“I’m still in the process of making connections and identifying food distribution locations, but we’re thinking of places like Starksboro, Bridport, Shoreham, maybe Granville,” Freund said.
The new trailer comes at a time when food is becoming more expensive and scarce due to inflation and pent-up demand during the pandemic. Montross noted HOPE used to be able to count on more than 50 cases of food each month through the Vermont Food Bank. This month, HOPE will receive only 16 cases, she said.
“They don’t have a lot… and they’re serving the entire state,” Montross said.
That means charitable agencies like HOPE have to purchase more food through stores, often at a higher price.
“Prices have gone up and packaging sizes have gotten smaller, so the food isn’t going as far,” she explained.
Right now, the HOPE food shelf is in particular need of peanut butter, cereals, bottled juices (especially 64-ounce containers), cake and cookie mixes, canned pasta (like “Beefaroni”), saltines and graham crackers.
People can deliver food or financial donations to HOPE weekdays between 9 a.m. and 4 p.m. Please call in advance (388-3608) if you’re making a large donation delivery.
DEMAND FOR FOOD

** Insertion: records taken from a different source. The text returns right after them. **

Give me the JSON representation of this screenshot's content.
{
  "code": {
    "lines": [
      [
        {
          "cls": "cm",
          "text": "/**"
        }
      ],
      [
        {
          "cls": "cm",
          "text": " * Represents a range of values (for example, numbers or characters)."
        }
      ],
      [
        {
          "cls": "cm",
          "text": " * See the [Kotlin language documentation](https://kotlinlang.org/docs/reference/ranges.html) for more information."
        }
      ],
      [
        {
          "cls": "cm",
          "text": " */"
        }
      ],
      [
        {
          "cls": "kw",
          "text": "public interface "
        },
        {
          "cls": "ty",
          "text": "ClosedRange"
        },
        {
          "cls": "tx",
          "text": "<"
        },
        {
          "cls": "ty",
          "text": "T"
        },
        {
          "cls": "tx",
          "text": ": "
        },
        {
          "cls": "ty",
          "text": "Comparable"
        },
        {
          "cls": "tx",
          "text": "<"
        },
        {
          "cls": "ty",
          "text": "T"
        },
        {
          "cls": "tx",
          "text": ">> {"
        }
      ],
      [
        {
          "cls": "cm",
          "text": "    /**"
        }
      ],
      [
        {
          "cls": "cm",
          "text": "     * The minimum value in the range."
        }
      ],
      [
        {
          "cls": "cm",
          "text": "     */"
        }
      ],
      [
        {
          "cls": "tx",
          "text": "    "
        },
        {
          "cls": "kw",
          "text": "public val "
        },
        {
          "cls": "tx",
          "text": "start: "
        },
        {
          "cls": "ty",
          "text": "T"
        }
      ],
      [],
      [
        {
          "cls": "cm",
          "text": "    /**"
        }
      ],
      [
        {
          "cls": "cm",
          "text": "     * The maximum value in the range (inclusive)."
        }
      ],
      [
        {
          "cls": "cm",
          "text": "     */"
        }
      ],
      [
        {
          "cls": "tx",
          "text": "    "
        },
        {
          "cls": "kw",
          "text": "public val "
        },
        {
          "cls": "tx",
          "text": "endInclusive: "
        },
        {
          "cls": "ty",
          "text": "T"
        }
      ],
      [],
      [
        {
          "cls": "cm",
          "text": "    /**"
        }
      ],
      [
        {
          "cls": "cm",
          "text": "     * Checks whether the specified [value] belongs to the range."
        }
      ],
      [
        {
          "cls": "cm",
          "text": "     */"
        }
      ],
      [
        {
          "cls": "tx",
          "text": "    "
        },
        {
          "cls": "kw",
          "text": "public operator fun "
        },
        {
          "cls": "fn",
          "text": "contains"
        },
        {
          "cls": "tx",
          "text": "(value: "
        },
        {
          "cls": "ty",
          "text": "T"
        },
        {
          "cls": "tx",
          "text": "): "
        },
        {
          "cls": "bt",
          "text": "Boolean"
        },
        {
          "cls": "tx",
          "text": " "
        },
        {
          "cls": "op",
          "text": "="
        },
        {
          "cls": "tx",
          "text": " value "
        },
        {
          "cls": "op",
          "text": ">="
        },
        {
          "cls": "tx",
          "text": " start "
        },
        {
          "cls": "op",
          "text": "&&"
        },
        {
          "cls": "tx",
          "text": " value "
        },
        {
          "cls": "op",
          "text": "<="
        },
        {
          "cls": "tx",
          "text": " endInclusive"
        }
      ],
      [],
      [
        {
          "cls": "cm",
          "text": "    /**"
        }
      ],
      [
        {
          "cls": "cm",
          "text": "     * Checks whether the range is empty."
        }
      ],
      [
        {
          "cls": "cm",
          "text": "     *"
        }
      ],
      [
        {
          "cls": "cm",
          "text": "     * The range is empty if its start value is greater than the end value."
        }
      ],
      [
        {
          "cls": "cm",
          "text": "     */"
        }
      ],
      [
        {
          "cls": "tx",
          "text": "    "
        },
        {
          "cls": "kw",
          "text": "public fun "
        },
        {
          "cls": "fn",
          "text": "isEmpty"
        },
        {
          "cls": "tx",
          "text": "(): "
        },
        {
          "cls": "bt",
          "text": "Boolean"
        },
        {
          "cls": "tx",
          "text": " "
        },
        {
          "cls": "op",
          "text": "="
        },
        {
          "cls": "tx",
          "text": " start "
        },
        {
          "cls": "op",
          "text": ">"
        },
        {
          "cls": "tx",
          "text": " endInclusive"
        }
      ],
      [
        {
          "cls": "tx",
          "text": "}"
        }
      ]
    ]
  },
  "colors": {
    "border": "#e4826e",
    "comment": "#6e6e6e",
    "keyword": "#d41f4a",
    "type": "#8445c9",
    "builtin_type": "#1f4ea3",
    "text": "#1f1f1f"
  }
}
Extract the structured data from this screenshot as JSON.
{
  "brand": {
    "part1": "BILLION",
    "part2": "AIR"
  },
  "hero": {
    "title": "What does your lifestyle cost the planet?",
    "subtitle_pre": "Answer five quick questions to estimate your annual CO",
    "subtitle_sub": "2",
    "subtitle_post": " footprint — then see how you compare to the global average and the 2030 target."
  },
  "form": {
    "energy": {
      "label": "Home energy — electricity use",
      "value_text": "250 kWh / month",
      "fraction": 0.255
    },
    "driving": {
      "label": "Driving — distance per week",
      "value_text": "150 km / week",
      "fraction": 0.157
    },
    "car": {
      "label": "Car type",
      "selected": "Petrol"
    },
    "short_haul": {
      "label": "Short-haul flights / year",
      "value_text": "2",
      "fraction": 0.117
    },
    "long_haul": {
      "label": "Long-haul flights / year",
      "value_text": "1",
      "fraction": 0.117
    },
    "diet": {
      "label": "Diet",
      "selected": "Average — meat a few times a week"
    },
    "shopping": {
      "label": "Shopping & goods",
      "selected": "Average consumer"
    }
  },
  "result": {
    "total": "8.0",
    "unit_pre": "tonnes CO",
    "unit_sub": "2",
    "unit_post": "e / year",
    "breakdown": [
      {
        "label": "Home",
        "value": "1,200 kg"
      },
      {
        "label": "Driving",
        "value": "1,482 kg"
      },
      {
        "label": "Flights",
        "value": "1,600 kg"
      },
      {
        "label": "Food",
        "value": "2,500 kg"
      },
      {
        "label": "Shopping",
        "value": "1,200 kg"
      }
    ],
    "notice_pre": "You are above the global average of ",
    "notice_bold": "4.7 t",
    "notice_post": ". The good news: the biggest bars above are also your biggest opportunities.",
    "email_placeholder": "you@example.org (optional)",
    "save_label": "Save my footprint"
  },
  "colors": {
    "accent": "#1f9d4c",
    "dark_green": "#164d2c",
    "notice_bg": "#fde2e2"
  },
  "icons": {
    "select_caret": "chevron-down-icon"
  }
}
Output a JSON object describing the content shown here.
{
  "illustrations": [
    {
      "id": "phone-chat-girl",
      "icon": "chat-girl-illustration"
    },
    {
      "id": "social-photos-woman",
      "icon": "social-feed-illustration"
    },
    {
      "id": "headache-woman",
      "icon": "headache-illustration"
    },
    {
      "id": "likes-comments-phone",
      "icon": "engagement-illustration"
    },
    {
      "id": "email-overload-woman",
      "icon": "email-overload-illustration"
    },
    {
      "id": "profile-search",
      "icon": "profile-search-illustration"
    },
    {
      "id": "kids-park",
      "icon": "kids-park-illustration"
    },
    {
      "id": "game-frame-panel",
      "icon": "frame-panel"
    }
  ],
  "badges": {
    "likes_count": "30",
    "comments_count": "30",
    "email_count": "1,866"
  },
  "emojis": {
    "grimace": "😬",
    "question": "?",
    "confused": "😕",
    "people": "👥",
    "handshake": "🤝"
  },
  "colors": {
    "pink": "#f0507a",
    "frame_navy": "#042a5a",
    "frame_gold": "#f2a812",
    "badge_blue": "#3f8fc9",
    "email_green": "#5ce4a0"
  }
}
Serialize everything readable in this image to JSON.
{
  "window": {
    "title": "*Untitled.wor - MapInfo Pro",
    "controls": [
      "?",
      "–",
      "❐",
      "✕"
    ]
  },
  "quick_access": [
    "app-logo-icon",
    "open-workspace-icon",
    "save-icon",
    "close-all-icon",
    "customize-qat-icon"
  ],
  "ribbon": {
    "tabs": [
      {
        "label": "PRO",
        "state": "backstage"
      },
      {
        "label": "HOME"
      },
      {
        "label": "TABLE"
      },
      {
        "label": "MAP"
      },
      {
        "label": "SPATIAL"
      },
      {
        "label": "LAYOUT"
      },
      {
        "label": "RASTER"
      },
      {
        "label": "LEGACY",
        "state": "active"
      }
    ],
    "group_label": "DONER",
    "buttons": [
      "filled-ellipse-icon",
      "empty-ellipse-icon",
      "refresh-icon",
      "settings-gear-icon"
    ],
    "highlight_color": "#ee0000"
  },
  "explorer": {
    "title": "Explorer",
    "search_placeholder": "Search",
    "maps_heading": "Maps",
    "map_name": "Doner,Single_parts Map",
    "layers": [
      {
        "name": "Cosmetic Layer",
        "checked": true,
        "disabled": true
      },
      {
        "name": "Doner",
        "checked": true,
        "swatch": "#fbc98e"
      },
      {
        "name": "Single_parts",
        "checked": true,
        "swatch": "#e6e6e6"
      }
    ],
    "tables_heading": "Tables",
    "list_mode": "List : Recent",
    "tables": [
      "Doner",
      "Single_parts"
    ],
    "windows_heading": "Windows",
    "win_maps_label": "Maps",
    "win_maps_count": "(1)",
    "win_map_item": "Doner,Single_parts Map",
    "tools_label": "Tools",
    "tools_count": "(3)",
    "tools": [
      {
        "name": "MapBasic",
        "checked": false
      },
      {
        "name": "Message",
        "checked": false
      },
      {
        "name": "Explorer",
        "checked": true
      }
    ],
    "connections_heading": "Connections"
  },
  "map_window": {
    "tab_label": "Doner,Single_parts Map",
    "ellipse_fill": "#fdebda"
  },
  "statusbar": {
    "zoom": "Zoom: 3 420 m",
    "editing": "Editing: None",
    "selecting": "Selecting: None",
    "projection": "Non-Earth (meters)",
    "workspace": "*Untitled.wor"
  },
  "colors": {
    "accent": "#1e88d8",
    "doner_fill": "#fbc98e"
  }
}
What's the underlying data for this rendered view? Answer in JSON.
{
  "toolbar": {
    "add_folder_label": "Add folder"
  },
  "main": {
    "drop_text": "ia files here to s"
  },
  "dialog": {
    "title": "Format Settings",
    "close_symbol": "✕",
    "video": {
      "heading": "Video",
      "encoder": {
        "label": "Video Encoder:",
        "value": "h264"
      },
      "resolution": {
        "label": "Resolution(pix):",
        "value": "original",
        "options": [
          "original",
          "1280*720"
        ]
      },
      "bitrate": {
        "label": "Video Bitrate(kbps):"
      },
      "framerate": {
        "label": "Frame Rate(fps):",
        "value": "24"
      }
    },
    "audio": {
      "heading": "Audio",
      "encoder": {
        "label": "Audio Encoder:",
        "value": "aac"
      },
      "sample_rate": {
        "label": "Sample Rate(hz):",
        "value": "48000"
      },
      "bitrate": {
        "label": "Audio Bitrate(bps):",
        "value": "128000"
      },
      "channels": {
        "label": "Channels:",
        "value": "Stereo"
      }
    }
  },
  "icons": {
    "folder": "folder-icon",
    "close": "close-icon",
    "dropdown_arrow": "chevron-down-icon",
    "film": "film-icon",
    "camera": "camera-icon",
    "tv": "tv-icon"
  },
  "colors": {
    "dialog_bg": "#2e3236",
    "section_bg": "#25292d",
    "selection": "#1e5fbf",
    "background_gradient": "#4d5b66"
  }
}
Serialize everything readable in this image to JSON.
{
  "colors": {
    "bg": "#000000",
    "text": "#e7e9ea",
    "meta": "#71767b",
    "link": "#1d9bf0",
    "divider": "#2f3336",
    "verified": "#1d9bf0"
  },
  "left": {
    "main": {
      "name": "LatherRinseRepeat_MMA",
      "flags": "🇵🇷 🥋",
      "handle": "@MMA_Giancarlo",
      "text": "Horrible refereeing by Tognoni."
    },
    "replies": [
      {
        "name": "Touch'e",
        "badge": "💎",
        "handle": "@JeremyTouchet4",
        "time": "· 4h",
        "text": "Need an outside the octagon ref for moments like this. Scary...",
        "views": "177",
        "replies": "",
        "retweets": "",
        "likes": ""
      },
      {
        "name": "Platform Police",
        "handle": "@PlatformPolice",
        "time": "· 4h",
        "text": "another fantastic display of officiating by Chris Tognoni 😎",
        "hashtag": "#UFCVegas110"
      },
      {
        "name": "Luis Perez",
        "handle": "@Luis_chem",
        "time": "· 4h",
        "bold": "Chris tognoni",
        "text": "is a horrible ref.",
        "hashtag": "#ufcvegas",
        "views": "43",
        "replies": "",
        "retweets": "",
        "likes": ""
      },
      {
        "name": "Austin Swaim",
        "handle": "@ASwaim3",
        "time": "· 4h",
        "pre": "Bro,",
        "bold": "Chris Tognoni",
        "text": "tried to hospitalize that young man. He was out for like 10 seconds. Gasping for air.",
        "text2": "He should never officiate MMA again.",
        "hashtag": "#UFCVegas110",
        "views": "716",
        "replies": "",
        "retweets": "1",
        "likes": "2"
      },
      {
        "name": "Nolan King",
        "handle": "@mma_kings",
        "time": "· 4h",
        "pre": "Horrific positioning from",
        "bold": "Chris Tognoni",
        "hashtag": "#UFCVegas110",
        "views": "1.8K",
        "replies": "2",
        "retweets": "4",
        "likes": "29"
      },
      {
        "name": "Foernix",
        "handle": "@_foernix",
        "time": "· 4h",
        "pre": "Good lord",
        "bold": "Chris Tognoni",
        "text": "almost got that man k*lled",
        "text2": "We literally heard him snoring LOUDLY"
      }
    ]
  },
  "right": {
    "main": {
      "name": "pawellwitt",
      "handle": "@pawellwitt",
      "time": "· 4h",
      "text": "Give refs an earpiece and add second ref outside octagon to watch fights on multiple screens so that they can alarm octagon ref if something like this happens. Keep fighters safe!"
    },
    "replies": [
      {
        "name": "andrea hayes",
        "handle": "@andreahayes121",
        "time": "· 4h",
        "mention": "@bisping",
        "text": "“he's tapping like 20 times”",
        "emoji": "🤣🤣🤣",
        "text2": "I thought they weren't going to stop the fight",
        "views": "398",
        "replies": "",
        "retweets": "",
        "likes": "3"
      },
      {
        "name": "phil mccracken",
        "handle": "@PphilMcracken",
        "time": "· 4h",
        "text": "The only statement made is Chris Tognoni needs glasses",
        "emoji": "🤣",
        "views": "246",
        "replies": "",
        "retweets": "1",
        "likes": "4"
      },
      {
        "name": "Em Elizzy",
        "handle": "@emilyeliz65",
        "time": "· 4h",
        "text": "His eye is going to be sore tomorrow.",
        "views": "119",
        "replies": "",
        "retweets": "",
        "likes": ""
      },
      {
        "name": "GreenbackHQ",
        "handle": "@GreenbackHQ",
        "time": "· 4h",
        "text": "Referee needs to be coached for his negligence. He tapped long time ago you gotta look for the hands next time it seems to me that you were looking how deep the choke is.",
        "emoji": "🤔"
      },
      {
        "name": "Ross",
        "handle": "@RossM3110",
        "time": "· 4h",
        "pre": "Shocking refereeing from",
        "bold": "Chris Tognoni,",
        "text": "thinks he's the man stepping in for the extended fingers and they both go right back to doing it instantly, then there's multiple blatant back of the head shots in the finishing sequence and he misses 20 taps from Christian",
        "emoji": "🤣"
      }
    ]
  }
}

John Fallon is longtime coordinator of the HOPE food shelf. He’s noticed an uptick in activity, which has led to depleted inventory.
“The past few months, the numbers have creeped up a bit,” Fallon said last Thursday, adding people are feeling more comfortable visiting the food shelf now that COVID-19 case numbers are down.
Freund is anxious to see the impact the trailer will have on HOPE’s gleaning program, which currently involves more than 30 farmers and orchardists. More than 38,000 pounds of surplus food were culled from those farms last year.
“The objective is to get healthy food to people who need it, and also to work toward a more equitable and sustainable food system that promotes local food production, while reducing waste on local farms,” Freund said.
Snow believes refrigeration trailers could become an important tool for nonprofits in the statewide gleaning efforts.
“To be able to take that field heat out of the crop before you take it and store it somewhere else is certainly an advantage, in that they’ll be able to keep their food potentially at a higher quality longer with that capacity,” she said.
Reporter John Flowers is at firstname.lastname@example.org.
Lawyer Eva Vekos would like to see more diversion for minor crimes but stronger prosecutio … (read more)
For the first time in Vermont history, the winning Powerball jackpot ticket was sold at a … (read more)